= Work required =
Scan the listing for "status" and copy out each line that has it.

= Available data =
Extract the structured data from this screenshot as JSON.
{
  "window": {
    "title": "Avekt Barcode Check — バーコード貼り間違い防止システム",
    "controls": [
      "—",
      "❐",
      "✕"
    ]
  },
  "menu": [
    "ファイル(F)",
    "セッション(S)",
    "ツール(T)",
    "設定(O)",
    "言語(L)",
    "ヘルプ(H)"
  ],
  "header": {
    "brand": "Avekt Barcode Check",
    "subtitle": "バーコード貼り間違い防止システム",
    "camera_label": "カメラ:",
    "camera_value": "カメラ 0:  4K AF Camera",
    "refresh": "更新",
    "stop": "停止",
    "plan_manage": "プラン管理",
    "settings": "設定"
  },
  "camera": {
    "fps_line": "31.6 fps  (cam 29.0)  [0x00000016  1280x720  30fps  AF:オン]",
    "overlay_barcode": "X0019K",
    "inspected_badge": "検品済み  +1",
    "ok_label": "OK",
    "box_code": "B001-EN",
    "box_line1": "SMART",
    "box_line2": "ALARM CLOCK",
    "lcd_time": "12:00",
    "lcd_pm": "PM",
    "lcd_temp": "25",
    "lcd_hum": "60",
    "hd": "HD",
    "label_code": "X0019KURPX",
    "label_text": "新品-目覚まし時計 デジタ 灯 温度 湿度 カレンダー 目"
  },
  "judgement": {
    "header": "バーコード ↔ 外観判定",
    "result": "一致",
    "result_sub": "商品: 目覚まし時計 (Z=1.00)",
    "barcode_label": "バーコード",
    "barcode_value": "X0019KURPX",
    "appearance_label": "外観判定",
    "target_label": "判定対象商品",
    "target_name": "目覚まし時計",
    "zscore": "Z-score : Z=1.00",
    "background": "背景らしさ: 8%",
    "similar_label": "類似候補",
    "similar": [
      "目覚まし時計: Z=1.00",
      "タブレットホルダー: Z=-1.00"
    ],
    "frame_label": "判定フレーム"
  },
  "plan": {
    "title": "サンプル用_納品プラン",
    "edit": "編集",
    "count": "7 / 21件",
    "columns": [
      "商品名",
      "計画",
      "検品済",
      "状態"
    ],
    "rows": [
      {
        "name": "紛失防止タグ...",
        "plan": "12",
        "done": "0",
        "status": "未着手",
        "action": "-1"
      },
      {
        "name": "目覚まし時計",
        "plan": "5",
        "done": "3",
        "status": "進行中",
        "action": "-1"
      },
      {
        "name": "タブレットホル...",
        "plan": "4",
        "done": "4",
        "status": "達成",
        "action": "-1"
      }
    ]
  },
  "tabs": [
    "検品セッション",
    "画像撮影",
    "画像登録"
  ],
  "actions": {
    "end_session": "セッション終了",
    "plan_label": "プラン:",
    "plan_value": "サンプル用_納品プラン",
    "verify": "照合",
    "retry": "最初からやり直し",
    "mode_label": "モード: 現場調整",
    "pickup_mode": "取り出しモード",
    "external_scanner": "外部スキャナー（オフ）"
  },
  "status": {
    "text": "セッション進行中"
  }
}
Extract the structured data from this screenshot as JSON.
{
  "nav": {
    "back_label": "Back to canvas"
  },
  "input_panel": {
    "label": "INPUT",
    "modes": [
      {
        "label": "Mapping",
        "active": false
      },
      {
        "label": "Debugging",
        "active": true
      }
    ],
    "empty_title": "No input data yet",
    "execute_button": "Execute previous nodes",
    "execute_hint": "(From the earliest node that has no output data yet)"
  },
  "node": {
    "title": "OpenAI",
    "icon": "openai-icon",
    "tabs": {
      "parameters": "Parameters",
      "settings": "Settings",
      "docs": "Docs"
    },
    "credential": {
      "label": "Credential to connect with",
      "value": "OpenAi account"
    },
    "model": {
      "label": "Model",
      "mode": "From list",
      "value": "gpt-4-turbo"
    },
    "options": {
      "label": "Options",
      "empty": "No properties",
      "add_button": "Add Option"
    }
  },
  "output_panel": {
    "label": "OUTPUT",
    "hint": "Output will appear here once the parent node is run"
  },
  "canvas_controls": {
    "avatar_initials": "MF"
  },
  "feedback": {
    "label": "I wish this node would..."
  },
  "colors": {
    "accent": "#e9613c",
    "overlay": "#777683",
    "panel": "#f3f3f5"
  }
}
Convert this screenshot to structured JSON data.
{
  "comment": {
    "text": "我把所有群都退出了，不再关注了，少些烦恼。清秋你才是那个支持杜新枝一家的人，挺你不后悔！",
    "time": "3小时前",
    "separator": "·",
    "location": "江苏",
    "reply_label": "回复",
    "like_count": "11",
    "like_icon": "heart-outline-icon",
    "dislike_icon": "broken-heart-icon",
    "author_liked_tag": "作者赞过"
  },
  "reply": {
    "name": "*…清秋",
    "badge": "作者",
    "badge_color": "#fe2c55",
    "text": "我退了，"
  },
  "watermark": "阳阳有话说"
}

= Task solution =
        "status": "未着手",
        "status": "進行中",
        "status": "達成",
  "status": {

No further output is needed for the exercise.